<<<<
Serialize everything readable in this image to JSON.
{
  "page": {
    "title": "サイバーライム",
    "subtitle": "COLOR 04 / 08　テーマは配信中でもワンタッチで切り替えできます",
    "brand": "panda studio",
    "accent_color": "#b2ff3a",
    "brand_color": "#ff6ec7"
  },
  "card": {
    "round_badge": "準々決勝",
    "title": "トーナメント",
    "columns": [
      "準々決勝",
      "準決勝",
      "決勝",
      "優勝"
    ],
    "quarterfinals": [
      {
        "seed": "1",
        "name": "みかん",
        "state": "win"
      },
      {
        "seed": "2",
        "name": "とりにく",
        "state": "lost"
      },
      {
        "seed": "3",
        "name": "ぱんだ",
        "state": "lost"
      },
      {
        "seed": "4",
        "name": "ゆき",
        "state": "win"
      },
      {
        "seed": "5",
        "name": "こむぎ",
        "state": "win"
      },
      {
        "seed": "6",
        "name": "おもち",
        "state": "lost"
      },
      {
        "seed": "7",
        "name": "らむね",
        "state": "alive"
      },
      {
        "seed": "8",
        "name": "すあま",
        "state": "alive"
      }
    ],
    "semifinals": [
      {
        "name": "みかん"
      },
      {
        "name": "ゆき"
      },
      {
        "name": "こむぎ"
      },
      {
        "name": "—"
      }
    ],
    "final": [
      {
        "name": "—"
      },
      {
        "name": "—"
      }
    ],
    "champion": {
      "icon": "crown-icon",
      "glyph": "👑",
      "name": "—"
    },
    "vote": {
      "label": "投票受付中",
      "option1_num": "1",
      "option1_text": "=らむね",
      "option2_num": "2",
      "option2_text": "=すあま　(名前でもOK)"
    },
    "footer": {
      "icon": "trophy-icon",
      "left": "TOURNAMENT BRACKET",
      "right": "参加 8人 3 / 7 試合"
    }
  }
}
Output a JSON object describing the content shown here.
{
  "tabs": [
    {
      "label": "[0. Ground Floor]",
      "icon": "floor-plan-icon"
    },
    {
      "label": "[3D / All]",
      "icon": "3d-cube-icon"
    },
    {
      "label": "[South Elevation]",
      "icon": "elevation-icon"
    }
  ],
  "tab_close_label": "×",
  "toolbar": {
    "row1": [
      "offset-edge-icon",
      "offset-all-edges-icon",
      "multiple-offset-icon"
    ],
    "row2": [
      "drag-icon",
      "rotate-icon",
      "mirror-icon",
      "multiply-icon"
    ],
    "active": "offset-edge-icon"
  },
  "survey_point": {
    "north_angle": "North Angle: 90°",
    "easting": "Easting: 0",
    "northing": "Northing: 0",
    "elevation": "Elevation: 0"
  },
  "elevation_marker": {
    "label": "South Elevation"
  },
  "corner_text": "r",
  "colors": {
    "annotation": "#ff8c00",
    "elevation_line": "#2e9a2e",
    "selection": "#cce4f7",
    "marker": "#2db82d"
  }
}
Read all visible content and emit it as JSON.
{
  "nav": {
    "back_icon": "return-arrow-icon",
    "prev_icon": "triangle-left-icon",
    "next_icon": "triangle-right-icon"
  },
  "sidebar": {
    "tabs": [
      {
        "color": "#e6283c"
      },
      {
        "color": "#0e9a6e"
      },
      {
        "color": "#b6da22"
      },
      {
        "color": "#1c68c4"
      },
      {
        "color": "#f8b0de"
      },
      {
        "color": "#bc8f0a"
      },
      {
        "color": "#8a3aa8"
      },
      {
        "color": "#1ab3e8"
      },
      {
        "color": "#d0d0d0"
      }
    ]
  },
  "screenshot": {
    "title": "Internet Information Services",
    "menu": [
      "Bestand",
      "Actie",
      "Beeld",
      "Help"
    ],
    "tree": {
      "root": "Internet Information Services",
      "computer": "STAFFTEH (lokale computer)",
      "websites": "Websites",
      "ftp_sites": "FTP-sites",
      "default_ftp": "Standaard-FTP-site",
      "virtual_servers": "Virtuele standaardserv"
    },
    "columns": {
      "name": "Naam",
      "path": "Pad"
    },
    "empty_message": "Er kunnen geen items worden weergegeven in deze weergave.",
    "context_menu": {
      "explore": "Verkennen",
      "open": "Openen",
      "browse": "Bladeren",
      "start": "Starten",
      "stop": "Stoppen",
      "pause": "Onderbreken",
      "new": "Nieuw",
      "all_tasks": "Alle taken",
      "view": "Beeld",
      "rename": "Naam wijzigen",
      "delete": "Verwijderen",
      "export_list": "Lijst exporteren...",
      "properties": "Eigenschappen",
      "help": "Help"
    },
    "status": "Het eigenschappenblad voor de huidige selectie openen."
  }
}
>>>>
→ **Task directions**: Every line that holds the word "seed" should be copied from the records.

→ **Output**:
        "seed": "1",
        "seed": "2",
        "seed": "3",
        "seed": "4",
        "seed": "5",
        "seed": "6",
        "seed": "7",
        "seed": "8",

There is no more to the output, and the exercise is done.